There is no wonder the needle painting is called that . It is literally painting with your hand sewing needle and embroidery thread ie embroidering realistic looking designs with small straight stitches, which almost look like paint strokes.
The whole design is filled with small straight stitches which are either long and short or of the same length resulting in blending of stitches throughout. When different colours / shades of threads are used the stitches blend into one another creating a picture like look which is almost realistic.( Checkout the tutorial for Long and short stitches here)
The long and short stitches are the main stitches used in needle painting; because long and short stitches blends the rows of the filling stitches there is a seamless effect just like in a painting. Different shades of the same colours are used for the shaded effect
One very important thing about needle painting is that you should be using one SINGLE STRAND of embroidery thread in the needle at one time at all times. This creates a very soft fine look to the whole work and the blending of colours looks subtle and realistic.
You will also need several colours very close to each other.
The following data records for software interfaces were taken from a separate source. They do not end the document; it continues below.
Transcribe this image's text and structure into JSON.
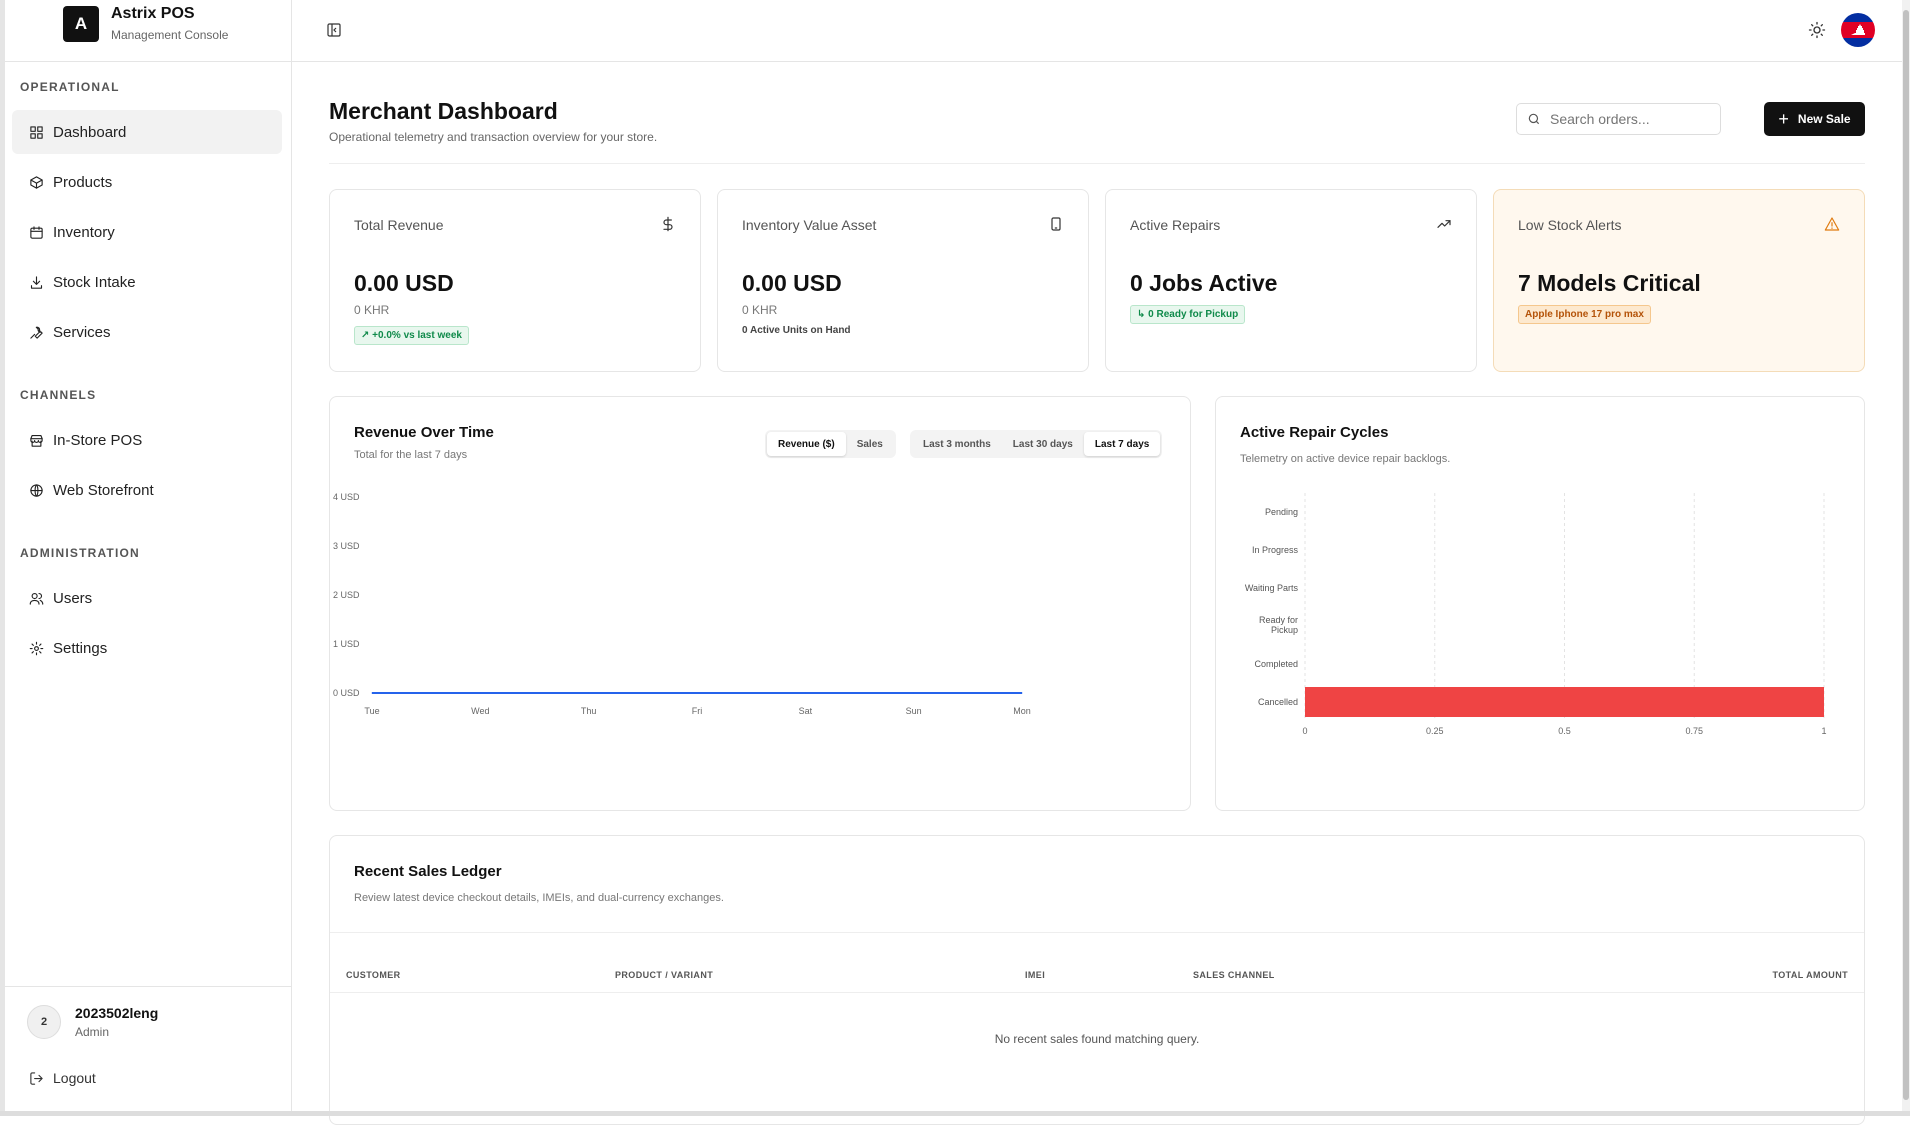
{
  "brand": {
    "logo_letter": "A",
    "title": "Astrix POS",
    "subtitle": "Management Console"
  },
  "sidebar": {
    "sections": [
      {
        "title": "OPERATIONAL",
        "items": [
          {
            "label": "Dashboard",
            "icon": "dashboard-icon",
            "active": true
          },
          {
            "label": "Products",
            "icon": "box-icon"
          },
          {
            "label": "Inventory",
            "icon": "calendar-icon"
          },
          {
            "label": "Stock Intake",
            "icon": "download-icon"
          },
          {
            "label": "Services",
            "icon": "wrench-icon"
          }
        ]
      },
      {
        "title": "CHANNELS",
        "items": [
          {
            "label": "In-Store POS",
            "icon": "store-icon"
          },
          {
            "label": "Web Storefront",
            "icon": "globe-icon"
          }
        ]
      },
      {
        "title": "ADMINISTRATION",
        "items": [
          {
            "label": "Users",
            "icon": "users-icon"
          },
          {
            "label": "Settings",
            "icon": "gear-icon"
          }
        ]
      }
    ],
    "user": {
      "initial": "2",
      "name": "2023502leng",
      "role": "Admin"
    },
    "logout_label": "Logout"
  },
  "header": {
    "title": "Merchant Dashboard",
    "subtitle": "Operational telemetry and transaction overview for your store.",
    "search_placeholder": "Search orders...",
    "new_sale_label": "New Sale"
  },
  "stats": [
    {
      "label": "Total Revenue",
      "value": "0.00 USD",
      "sub": "0 KHR",
      "badge": "↗ +0.0% vs last week",
      "icon": "dollar-icon"
    },
    {
      "label": "Inventory Value Asset",
      "value": "0.00 USD",
      "sub": "0 KHR",
      "note": "0 Active Units on Hand",
      "icon": "phone-icon"
    },
    {
      "label": "Active Repairs",
      "value": "0 Jobs Active",
      "badge": "↳ 0 Ready for Pickup",
      "icon": "trend-up-icon"
    },
    {
      "label": "Low Stock Alerts",
      "value": "7 Models Critical",
      "badge": "Apple Iphone 17 pro max",
      "icon": "warning-icon"
    }
  ],
  "revenue_chart": {
    "title": "Revenue Over Time",
    "subtitle": "Total for the last 7 days",
    "metric_toggle": [
      "Revenue ($)",
      "Sales"
    ],
    "metric_selected": "Revenue ($)",
    "range_toggle": [
      "Last 3 months",
      "Last 30 days",
      "Last 7 days"
    ],
    "range_selected": "Last 7 days"
  },
  "repair_chart": {
    "title": "Active Repair Cycles",
    "subtitle": "Telemetry on active device repair backlogs."
  },
  "chart_data": [
    {
      "type": "line",
      "categories": [
        "Tue",
        "Wed",
        "Thu",
        "Fri",
        "Sat",
        "Sun",
        "Mon"
      ],
      "series": [
        {
          "values": [
            0,
            0,
            0,
            0,
            0,
            0,
            0
          ],
          "color": "#2563eb"
        }
      ],
      "yticks": [
        "0 USD",
        "1 USD",
        "2 USD",
        "3 USD",
        "4 USD"
      ],
      "ylim": [
        0,
        4
      ],
      "grid": false
    },
    {
      "type": "bar",
      "orientation": "horizontal",
      "categories": [
        "Pending",
        "In Progress",
        "Waiting Parts",
        "Ready for Pickup",
        "Completed",
        "Cancelled"
      ],
      "values": [
        0,
        0,
        0,
        0,
        0,
        1
      ],
      "color": "#ef4444",
      "xticks": [
        "0",
        "0.25",
        "0.5",
        "0.75",
        "1"
      ],
      "xlim": [
        0,
        1
      ],
      "grid": true
    }
  ],
  "ledger": {
    "title": "Recent Sales Ledger",
    "subtitle": "Review latest device checkout details, IMEIs, and dual-currency exchanges.",
    "columns": [
      "CUSTOMER",
      "PRODUCT / VARIANT",
      "IMEI",
      "SALES CHANNEL",
      "TOTAL AMOUNT"
    ],
    "empty_message": "No recent sales found matching query."
  },
  "colors": {
    "accent": "#111111",
    "line": "#2563eb",
    "cancelled_bar": "#ef4444",
    "alert_bg": "#fff8ee"
  }
}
For eg. if you mean to fill the petal of a rose with red colour, you will need 2-3 shades of red for creating the needle painting effect, showing the gradation
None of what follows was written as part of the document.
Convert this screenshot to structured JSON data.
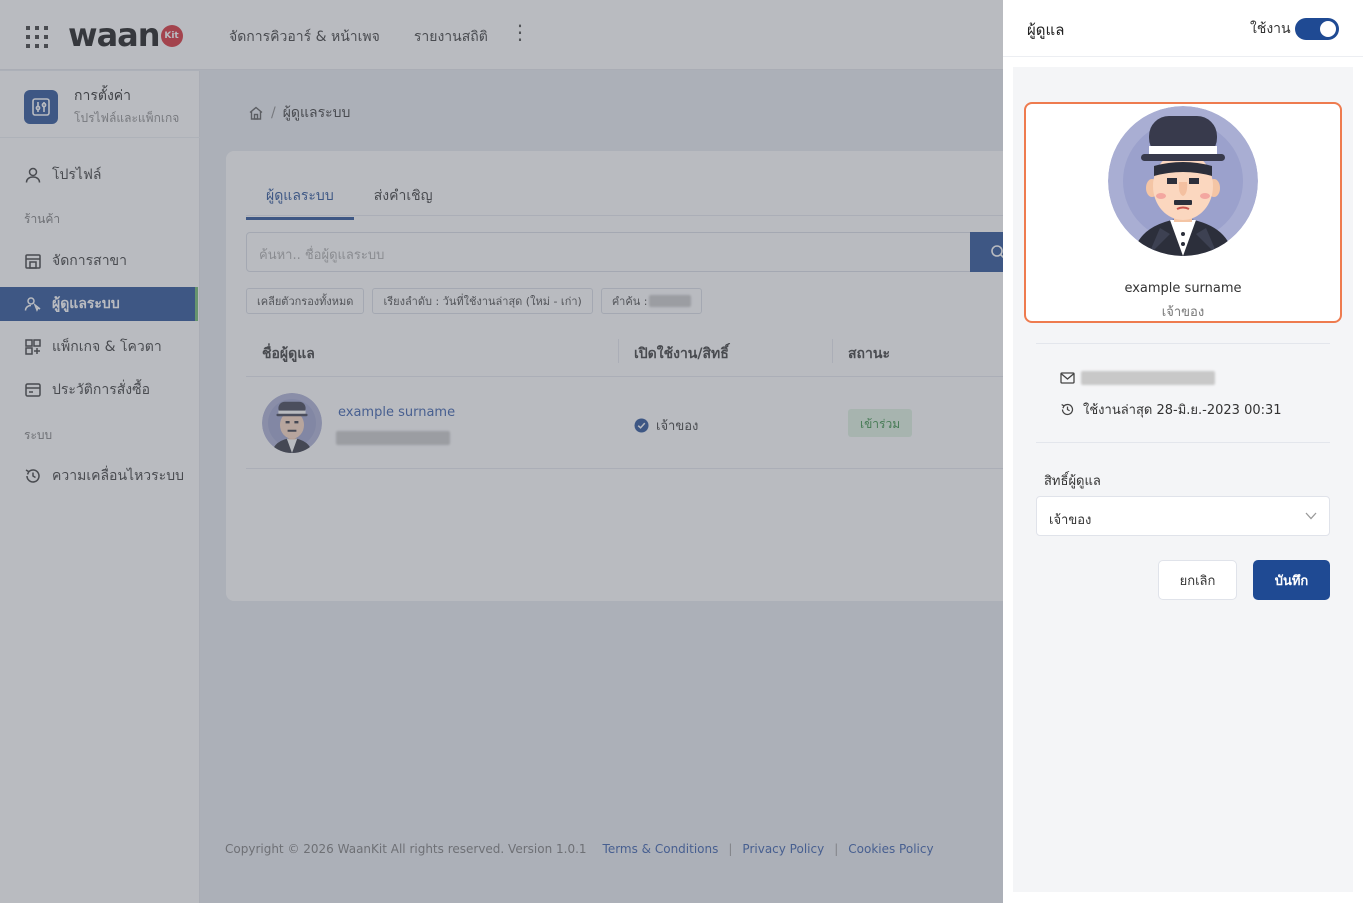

Choose a very thin needle with a small eye.A crewel needle 10 would be ideal – it is small enough not to leave any holes in the fabric and big enough that a single strand of thread will pass through the eye.
Source : Luuly
How to do needle painting?
( also called silk shading/thread painting)
The individual parts of the design are outlined with split stitch and then the inside is filled with the long and short stitches, enclosing the outline.
I would base my needle painting on a photograph.Check out the post on making pansies for some images of pansies which are great for thread painting.
Checkout this post on turning a photo into an embroidery work for more details on this. Take a printout of the line drawing you have made this way. Trace it onto the fabric using a carbon sheet. Keep the original photo beside you so that you can refer to it all the time as to the colours to use in the project as well as the shading
When doing the needle painting Put the fabric with the design on into your hoop or frame, making sure it’s taut.
You will need to take many embroidery needles . Thread your needle with a SINGLE strand of embroidery thread. Do this for all needles. (single strand -This is very important for the subtle shading effect and fine work).
The more colours you can use in the space available, the better the effect. I am using three colours in varying shades of red to fill the heart design. You can shade the picture with crayons and heat set it with a medium hot iron on the reverse of the fabric – this can give you a guideline (as well as an excuse for not thoroughly filling the design if you are lazy – the colours will make up for the lack of stitches in gaps)
Start stitching a split outline around the design. This will be wholly covered with long and short stitches afterward. Use your first colour to make the outline.
Now to fill in the design – Start from the edge of the split stitch outline and Fill in as much of the design as required with closely worked long and short stitches.
When you want to introduce a new colour donot do it abruptly. Take one strand of your first colour, and one strand of your second colour in two different needles . Continue to fill in the design, using the two colours together for one row.
For the next row use your second colour alone, continue to fill in the design.This way you will get a seamless shaded effect